* Task details: Beginning at the line that contains "Enumerate this screenshot's", write out every line down to the end of the records, with both ends kept and nothing added.

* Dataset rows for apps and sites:
.....
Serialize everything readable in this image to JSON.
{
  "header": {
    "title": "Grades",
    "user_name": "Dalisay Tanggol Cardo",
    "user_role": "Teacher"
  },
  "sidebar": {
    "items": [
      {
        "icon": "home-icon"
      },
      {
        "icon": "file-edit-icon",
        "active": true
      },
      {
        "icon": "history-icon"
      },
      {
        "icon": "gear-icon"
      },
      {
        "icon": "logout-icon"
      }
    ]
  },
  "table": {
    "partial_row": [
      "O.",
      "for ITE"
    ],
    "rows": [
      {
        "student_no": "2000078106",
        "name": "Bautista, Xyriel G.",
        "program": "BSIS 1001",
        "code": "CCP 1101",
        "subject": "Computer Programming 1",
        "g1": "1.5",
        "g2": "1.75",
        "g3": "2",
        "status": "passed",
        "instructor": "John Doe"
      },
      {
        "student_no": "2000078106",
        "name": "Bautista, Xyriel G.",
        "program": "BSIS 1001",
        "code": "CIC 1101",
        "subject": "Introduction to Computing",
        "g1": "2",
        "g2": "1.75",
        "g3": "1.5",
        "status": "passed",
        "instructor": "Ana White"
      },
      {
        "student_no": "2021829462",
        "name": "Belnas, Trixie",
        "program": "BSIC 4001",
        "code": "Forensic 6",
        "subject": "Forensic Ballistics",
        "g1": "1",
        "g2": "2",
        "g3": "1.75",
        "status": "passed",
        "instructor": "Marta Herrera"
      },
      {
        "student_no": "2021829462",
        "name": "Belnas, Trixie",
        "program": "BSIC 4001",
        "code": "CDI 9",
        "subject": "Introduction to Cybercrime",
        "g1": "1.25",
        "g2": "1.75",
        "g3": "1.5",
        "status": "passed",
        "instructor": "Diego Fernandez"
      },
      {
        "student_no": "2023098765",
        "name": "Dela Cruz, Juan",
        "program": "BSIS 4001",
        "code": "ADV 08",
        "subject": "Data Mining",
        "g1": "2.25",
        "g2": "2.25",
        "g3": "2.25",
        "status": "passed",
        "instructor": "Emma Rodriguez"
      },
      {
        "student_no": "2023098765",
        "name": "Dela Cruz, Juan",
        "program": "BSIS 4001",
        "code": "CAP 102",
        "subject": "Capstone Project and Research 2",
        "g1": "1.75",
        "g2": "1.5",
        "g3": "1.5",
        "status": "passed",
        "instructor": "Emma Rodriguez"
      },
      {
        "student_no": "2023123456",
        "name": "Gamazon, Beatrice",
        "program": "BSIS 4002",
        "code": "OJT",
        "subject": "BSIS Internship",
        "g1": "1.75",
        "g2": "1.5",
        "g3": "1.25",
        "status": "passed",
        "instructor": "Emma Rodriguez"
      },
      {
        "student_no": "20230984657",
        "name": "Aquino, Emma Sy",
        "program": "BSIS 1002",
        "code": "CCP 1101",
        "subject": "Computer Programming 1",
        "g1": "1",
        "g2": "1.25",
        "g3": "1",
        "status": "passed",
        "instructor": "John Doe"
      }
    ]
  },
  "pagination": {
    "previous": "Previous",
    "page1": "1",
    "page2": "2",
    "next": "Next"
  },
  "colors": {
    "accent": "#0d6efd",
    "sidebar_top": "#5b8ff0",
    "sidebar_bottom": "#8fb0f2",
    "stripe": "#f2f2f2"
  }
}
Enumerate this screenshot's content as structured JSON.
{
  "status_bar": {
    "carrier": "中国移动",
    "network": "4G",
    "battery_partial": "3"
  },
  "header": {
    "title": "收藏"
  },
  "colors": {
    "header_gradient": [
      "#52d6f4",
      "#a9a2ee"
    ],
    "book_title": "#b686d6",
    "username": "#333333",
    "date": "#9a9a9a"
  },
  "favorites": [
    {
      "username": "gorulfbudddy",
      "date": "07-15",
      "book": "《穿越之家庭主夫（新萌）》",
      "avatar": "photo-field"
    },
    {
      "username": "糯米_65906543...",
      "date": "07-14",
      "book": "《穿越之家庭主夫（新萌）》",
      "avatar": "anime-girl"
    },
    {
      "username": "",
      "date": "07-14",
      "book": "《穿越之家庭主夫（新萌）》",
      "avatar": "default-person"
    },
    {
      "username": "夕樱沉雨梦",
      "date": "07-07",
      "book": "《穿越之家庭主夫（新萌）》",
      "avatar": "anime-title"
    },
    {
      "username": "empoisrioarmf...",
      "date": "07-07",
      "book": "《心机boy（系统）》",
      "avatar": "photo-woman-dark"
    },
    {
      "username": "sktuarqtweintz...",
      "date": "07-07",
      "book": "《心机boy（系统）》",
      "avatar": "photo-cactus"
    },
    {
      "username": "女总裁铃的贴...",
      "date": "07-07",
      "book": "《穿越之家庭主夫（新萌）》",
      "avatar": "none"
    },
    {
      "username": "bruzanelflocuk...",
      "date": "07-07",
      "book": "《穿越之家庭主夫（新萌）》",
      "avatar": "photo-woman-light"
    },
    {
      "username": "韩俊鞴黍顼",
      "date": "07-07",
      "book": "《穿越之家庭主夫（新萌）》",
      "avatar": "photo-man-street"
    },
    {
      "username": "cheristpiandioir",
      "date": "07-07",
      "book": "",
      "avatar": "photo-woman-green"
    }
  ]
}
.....
* Task answer:
Enumerate this screenshot's content as structured JSON.
{
  "status_bar": {
    "carrier": "中国移动",
    "network": "4G",
    "battery_partial": "3"
  },
  "header": {
    "title": "收藏"
  },
  "colors": {
    "header_gradient": [
      "#52d6f4",
      "#a9a2ee"
    ],
    "book_title": "#b686d6",
    "username": "#333333",
    "date": "#9a9a9a"
  },
  "favorites": [
    {
      "username": "gorulfbudddy",
      "date": "07-15",
      "book": "《穿越之家庭主夫（新萌）》",
      "avatar": "photo-field"
    },
    {
      "username": "糯米_65906543...",
      "date": "07-14",
      "book": "《穿越之家庭主夫（新萌）》",
      "avatar": "anime-girl"
    },
    {
      "username": "",
      "date": "07-14",
      "book": "《穿越之家庭主夫（新萌）》",
      "avatar": "default-person"
    },
    {
      "username": "夕樱沉雨梦",
      "date": "07-07",
      "book": "《穿越之家庭主夫（新萌）》",
      "avatar": "anime-title"
    },
    {
      "username": "empoisrioarmf...",
      "date": "07-07",
      "book": "《心机boy（系统）》",
      "avatar": "photo-woman-dark"
    },
    {
      "username": "sktuarqtweintz...",
      "date": "07-07",
      "book": "《心机boy（系统）》",
      "avatar": "photo-cactus"
    },
    {
      "username": "女总裁铃的贴...",
      "date": "07-07",
      "book": "《穿越之家庭主夫（新萌）》",
      "avatar": "none"
    },
    {
      "username": "bruzanelflocuk...",
      "date": "07-07",
      "book": "《穿越之家庭主夫（新萌）》",
      "avatar": "photo-woman-light"
    },
    {
      "username": "韩俊鞴黍顼",
      "date": "07-07",
      "book": "《穿越之家庭主夫（新萌）》",
      "avatar": "photo-man-street"
    },
    {
      "username": "cheristpiandioir",
      "date": "07-07",
      "book": "",
      "avatar": "photo-woman-green"
    }
  ]
}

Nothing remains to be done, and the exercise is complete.